I tend to be a little high strung, tense and stubborn. In many ways this has helped me in my life. It has helped me push past obstacles and drive towards goals. It’s helped me to challenge myself in certain endeavors and stay strong in trying situations
That being said, it had also kept me from being present, especially with those I love. It has often caused me to push beyond my limits in an unhealthy way, burning the candle at both ends. This has led to overuse injuries and nose bleeds due to the pressure and stress. Unhealthy and unsustainable lesson I learned in my twenties.
These experiences in my late teens and early twenties led me to yoga and other meditative practices. I began to find balance in my body and mind and became more present in my life. With that I began to enjoy life more. I began to enjoy the simple things in life more, not just pushing towards or achieving a goal.
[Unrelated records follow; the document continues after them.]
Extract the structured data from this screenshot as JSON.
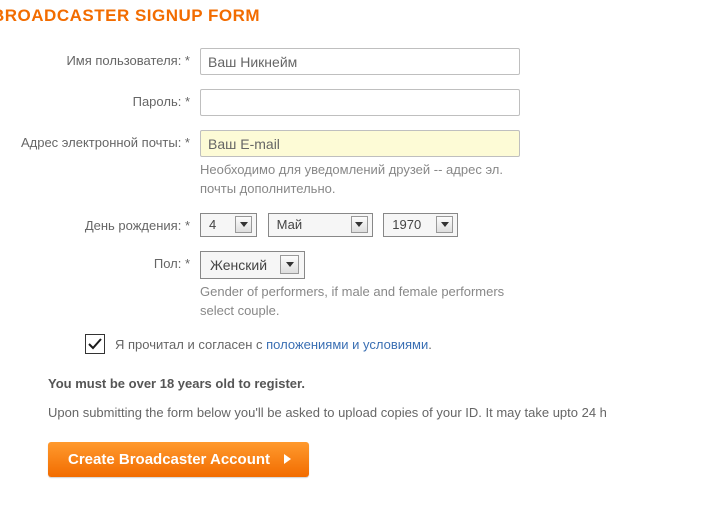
{
  "title": "BROADCASTER SIGNUP FORM",
  "labels": {
    "username": "Имя пользователя: *",
    "password": "Пароль: *",
    "email": "Адрес электронной почты: *",
    "birthday": "День рождения: *",
    "gender": "Пол: *"
  },
  "fields": {
    "username_value": "Ваш Никнейм",
    "password_value": "",
    "email_value": "Ваш E-mail",
    "email_hint": "Необходимо для уведомлений друзей -- адрес эл. почты дополнительно.",
    "day": "4",
    "month": "Май",
    "year": "1970",
    "gender": "Женский",
    "gender_hint": "Gender of performers, if male and female performers select couple."
  },
  "agree": {
    "prefix": "Я прочитал и согласен с ",
    "link": "положениями и условиями",
    "suffix": "."
  },
  "note": "You must be over 18 years old to register.",
  "desc": "Upon submitting the form below you'll be asked to upload copies of your ID. It may take upto 24 h",
  "submit": "Create Broadcaster Account"
}
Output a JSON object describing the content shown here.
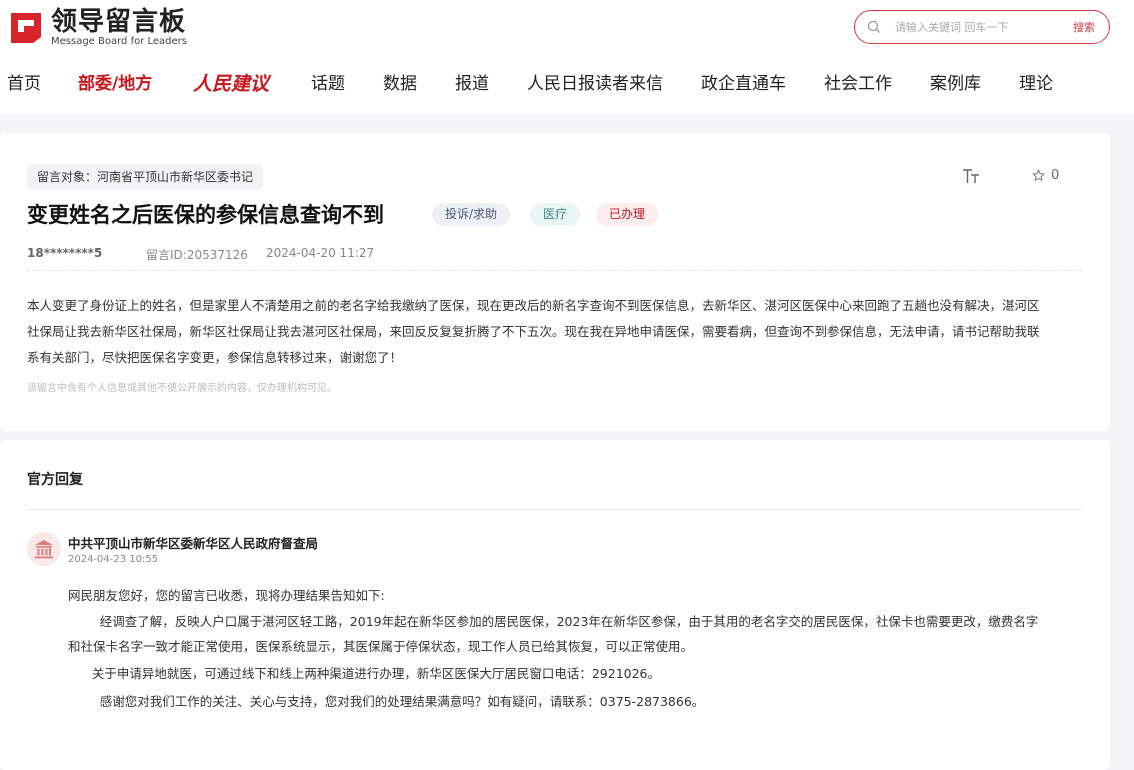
{
  "header": {
    "logo_cn": "领导留言板",
    "logo_en": "Message Board for Leaders",
    "search_placeholder": "请输入关键词 回车一下",
    "search_button": "搜索"
  },
  "nav": [
    {
      "label": "首页"
    },
    {
      "label": "部委/地方"
    },
    {
      "label": "人民建议"
    },
    {
      "label": "话题"
    },
    {
      "label": "数据"
    },
    {
      "label": "报道"
    },
    {
      "label": "人民日报读者来信"
    },
    {
      "label": "政企直通车"
    },
    {
      "label": "社会工作"
    },
    {
      "label": "案例库"
    },
    {
      "label": "理论"
    }
  ],
  "message": {
    "target": "留言对象：河南省平顶山市新华区委书记",
    "font_tool": "T T",
    "favorite_count": "0",
    "title": "变更姓名之后医保的参保信息查询不到",
    "type": "投诉/求助",
    "category": "医疗",
    "status": "已办理",
    "user": "18********5",
    "id": "留言ID:20537126",
    "time": "2024-04-20 11:27",
    "content_lines": [
      "本人变更了身份证上的姓名，但是家里人不清楚用之前的老名字给我缴纳了医保，现在更改后的新名字查询不到医保信息，去新华区、湛河区医保中心来回跑了五趟也没有解决，湛河区",
      "社保局让我去新华区社保局，新华区社保局让我去湛河区社保局，来回反反复复折腾了不下五次。现在我在异地申请医保，需要看病，但查询不到参保信息，无法申请，请书记帮助我联",
      "系有关部门，尽快把医保名字变更，参保信息转移过来，谢谢您了！"
    ],
    "privacy_note": "该留言中含有个人信息或其他不便公开展示的内容，仅办理机构可见。"
  },
  "reply": {
    "section_title": "官方回复",
    "org": "中共平顶山市新华区委新华区人民政府督查局",
    "time": "2024-04-23 10:55",
    "lines": [
      "网民朋友您好，您的留言已收悉，现将办理结果告知如下:",
      "        经调查了解，反映人户口属于湛河区轻工路，2019年起在新华区参加的居民医保，2023年在新华区参保，由于其用的老名字交的居民医保，社保卡也需要更改，缴费名字",
      "和社保卡名字一致才能正常使用，医保系统显示，其医保属于停保状态，现工作人员已给其恢复，可以正常使用。",
      "      关于申请异地就医，可通过线下和线上两种渠道进行办理，新华区医保大厅居民窗口电话：2921026。",
      "        感谢您对我们工作的关注、关心与支持，您对我们的处理结果满意吗？如有疑问，请联系：0375-2873866。"
    ]
  },
  "colors": {
    "brand_red": "#c8161d",
    "page_bg": "#f4f5f7"
  }
}
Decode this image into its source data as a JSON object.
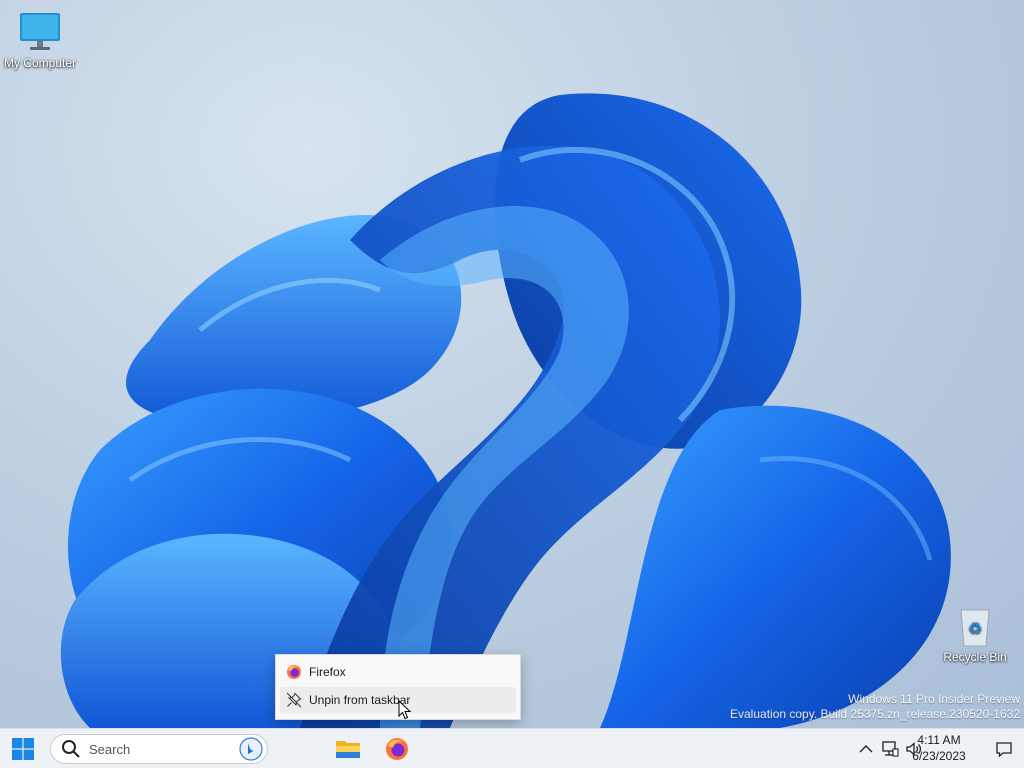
{
  "desktop": {
    "icons": [
      {
        "label": "My Computer",
        "icon": "monitor-icon"
      },
      {
        "label": "Recycle Bin",
        "icon": "recycle-bin-icon"
      }
    ],
    "watermark": {
      "line1": "Windows 11 Pro Insider Preview",
      "line2": "Evaluation copy. Build 25375.zn_release.230520-1632"
    }
  },
  "context_menu": {
    "items": [
      {
        "label": "Firefox",
        "icon": "firefox-icon"
      },
      {
        "label": "Unpin from taskbar",
        "icon": "unpin-icon"
      }
    ]
  },
  "taskbar": {
    "start_icon": "windows-start-icon",
    "search": {
      "placeholder": "Search"
    },
    "pinned": [
      {
        "name": "File Explorer",
        "icon": "file-explorer-icon"
      },
      {
        "name": "Firefox",
        "icon": "firefox-icon"
      }
    ],
    "tray": {
      "icons": [
        "chevron-up-icon",
        "network-icon",
        "volume-icon",
        "notification-icon"
      ],
      "time": "4:11 AM",
      "date": "6/23/2023"
    }
  },
  "colors": {
    "accent": "#0a64d8",
    "taskbar_bg": "#eef1f5",
    "menu_bg": "#f9f9f9"
  }
}
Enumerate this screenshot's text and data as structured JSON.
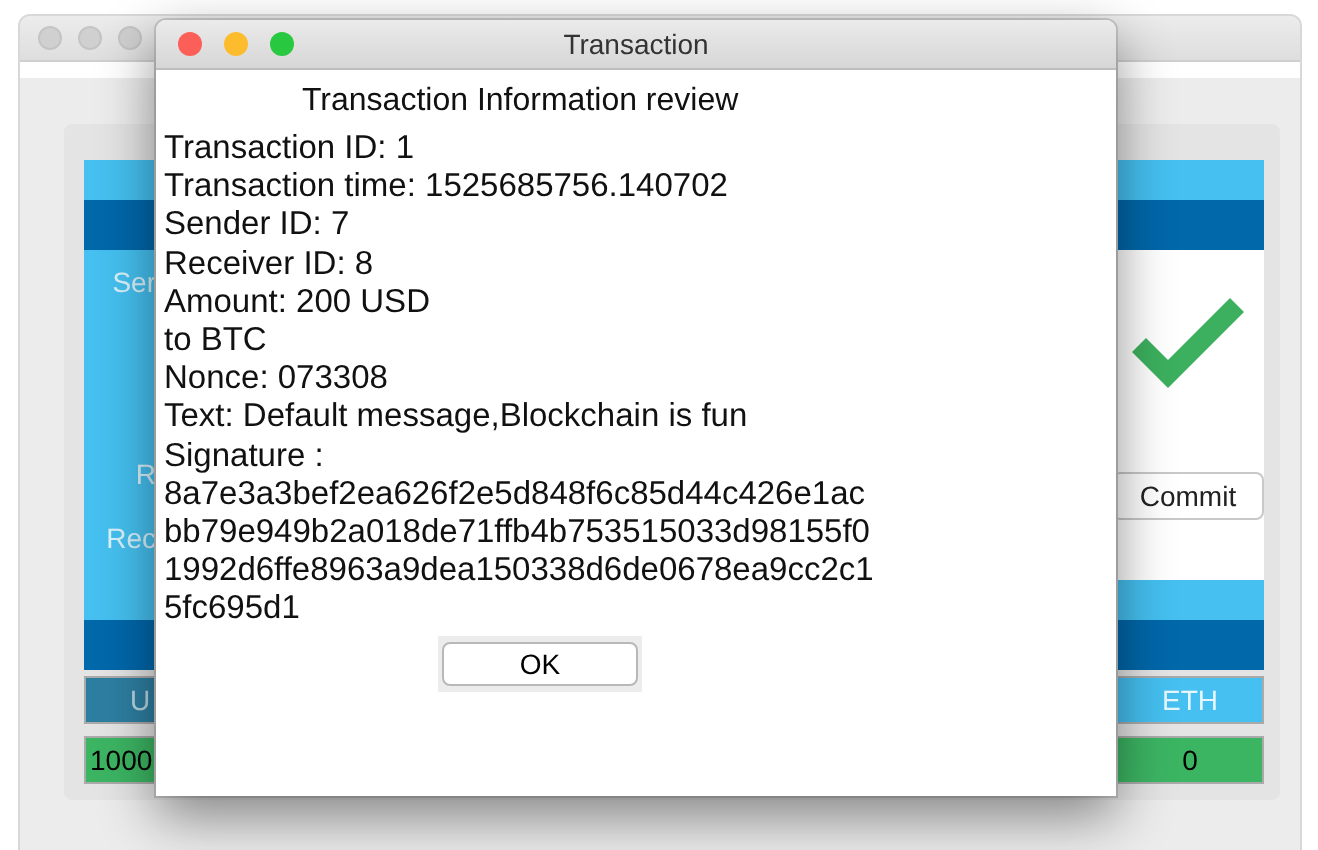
{
  "background_window": {
    "side_labels": [
      "Ser",
      "R",
      "Rec"
    ],
    "commit_button": "Commit",
    "table": {
      "columns": [
        "U",
        "ETH"
      ],
      "rows": [
        [
          "1000",
          "0"
        ]
      ]
    }
  },
  "dialog": {
    "title": "Transaction",
    "heading": "Transaction Information review",
    "lines": [
      "Transaction ID: 1",
      "Transaction time: 1525685756.140702",
      "Sender ID: 7",
      "Receiver ID: 8",
      "Amount: 200 USD",
      "to BTC",
      "Nonce: 073308",
      "Text: Default message,Blockchain is fun",
      "Signature :",
      "8a7e3a3bef2ea626f2e5d848f6c85d44c426e1ac",
      "bb79e949b2a018de71ffb4b753515033d98155f0",
      "1992d6ffe8963a9dea150338d6de0678ea9cc2c1",
      "5fc695d1"
    ],
    "ok_button": "OK"
  }
}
As a father I realize how important it is to be patient and present with my daughter. I realize that my undivided attention is what she truly wants and that it’s less about the amount of time I spend with her but really more about the quality of time. How attentive am I being? Am I engaged in playing, reading or comforting her or am I in my head thinking of what I have to do next or what I “should” be doing?
Yoga helps me cultivate this presence by encouraging me to bring my attention to my breath and body and challenging me to keep it there.
There are may other benefits to yoga asanas or poses but one of the most important for me is the challenge it places on my focus and attention. Can I stay present and relaxed, focusing on my breath and body when the poses become challenging or do I get tense and tight and does my attention begin to shift to “mind”?
The great yoga guru / sage Patanjali says that we should practice yoga with a balance of sthira and sukha, or work/effort and ease. For me the breath and attention is the guide. If you are holding your breath or having a hard time breathing you’ve probably moved too deep into the asana or pose too fast. This only makes the body tight and the mind tense. On the flip side, if your mind is lacking focus and wandering all over the place, putting a little more effort into the asana and directing more focus to your breath will serve you.
If you’re looking to cultivate more relaxation and presence in your life, body and relationships begin practicing yoga. It all starts with the breath, so I’ve attached a video of a breathing exercise I often recommend to my clients. Do this for 10-20 breaths morning and night. Less is more--you are better off doing five conscious, full breaths then 20 semi attentive, fast breaths.
If you want to practice a sustainable and approachable form of yoga come join me 6pm on Tuesday and Thursday for Restorative Flow Yoga. To find out if this class is right for you send me an email or give me a call.
Below is a link to a 30 minute Restorative Yoga Class. This is the format I use to structure most of my classes. You can do the class in its entirety or split it up. The first two sections are great morning routines. The third section, sun salutation series, is great pre workout. And the final section is a good way to wind down before bed.
30 minutes Restorative Flow Yoga
Please let me know if you find this helpful and you would like more. The more specific the better I can serve!